» ABOUT THIS TASK: Look through the data below and show every line that includes "JSON".

App and web page records
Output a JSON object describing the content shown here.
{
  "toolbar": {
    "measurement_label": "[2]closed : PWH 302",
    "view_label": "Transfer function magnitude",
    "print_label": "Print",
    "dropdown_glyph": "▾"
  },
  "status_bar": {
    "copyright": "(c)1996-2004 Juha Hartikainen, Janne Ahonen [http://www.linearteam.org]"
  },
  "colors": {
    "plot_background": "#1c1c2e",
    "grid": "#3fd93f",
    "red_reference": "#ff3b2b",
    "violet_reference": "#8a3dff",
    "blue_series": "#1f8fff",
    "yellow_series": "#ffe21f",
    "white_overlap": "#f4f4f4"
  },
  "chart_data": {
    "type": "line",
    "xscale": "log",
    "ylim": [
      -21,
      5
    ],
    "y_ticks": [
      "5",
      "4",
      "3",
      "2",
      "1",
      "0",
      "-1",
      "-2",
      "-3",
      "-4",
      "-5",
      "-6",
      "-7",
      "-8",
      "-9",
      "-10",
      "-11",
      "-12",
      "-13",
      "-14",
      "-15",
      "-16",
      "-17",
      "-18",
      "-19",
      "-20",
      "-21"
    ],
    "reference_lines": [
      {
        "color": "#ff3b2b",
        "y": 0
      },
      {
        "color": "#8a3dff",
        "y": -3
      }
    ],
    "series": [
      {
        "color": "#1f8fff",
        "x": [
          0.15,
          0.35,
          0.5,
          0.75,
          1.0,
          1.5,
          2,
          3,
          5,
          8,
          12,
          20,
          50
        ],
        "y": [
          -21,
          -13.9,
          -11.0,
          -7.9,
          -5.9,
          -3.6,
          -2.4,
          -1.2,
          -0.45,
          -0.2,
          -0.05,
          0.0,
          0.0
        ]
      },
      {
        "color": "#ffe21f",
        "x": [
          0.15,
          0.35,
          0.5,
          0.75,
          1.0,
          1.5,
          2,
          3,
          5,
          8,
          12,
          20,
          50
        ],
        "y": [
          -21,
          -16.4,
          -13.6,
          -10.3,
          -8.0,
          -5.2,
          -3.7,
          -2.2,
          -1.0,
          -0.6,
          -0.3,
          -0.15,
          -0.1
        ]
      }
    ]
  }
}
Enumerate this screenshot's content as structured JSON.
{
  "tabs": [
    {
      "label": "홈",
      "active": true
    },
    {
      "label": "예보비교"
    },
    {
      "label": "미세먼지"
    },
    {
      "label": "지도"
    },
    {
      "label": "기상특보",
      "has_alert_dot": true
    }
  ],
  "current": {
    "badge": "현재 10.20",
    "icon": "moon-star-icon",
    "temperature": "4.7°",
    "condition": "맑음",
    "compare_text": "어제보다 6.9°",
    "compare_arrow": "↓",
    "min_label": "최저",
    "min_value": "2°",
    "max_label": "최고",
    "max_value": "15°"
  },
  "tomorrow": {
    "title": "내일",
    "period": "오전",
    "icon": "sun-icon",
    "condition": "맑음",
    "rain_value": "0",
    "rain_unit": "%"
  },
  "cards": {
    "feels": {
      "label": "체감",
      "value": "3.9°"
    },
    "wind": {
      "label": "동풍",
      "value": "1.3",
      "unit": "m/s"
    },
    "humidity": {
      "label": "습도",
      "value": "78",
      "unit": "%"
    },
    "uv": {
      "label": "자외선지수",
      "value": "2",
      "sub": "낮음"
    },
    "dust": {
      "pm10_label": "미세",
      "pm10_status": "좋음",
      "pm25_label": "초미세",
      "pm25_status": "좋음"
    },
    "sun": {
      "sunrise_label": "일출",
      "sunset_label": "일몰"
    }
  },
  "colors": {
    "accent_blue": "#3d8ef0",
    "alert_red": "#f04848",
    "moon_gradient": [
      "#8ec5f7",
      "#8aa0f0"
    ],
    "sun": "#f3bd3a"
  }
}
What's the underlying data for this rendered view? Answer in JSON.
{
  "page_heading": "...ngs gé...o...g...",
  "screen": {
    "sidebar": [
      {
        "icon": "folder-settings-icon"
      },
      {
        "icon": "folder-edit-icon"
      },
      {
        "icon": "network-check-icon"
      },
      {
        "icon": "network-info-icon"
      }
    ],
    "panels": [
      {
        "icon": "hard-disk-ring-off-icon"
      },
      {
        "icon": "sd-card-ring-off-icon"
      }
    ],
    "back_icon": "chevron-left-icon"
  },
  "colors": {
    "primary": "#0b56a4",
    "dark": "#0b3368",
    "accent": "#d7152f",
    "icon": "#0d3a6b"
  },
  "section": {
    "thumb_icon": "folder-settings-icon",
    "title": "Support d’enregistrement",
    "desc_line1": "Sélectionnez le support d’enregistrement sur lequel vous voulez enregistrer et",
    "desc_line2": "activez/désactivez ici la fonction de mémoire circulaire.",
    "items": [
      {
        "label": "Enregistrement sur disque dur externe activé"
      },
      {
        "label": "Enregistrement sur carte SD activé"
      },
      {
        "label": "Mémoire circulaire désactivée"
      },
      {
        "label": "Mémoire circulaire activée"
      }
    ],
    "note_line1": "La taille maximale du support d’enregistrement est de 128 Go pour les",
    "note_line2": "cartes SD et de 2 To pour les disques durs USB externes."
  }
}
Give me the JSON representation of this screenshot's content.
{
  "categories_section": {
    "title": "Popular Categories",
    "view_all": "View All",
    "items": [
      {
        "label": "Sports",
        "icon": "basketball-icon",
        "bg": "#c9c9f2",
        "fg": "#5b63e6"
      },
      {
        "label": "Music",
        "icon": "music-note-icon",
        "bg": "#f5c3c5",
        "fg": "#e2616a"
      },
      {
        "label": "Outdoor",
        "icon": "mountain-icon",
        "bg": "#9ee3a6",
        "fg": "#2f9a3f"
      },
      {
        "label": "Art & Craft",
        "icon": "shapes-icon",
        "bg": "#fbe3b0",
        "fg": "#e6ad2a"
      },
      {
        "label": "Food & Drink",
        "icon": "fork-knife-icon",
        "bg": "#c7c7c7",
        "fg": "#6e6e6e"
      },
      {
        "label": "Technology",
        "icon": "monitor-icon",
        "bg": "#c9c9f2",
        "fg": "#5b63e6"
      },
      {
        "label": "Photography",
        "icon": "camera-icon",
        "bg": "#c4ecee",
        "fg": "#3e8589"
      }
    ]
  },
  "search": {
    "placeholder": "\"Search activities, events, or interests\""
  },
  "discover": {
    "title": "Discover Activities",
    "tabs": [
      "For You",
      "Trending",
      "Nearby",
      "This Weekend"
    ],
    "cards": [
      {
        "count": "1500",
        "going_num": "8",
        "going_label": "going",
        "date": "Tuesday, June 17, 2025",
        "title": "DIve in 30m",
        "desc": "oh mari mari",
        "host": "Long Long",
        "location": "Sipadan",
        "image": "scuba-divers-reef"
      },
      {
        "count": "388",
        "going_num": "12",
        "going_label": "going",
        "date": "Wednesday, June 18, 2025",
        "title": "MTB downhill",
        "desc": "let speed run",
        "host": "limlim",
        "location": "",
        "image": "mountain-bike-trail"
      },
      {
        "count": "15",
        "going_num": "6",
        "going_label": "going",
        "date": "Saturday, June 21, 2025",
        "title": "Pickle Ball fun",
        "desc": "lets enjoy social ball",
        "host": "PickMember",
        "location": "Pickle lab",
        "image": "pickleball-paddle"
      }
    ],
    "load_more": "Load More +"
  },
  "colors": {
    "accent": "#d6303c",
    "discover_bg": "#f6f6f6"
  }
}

» REPLY TO THE TASK:
Output a JSON object describing the content shown here.
Enumerate this screenshot's content as structured JSON.
What's the underlying data for this rendered view? Answer in JSON.
Give me the JSON representation of this screenshot's content.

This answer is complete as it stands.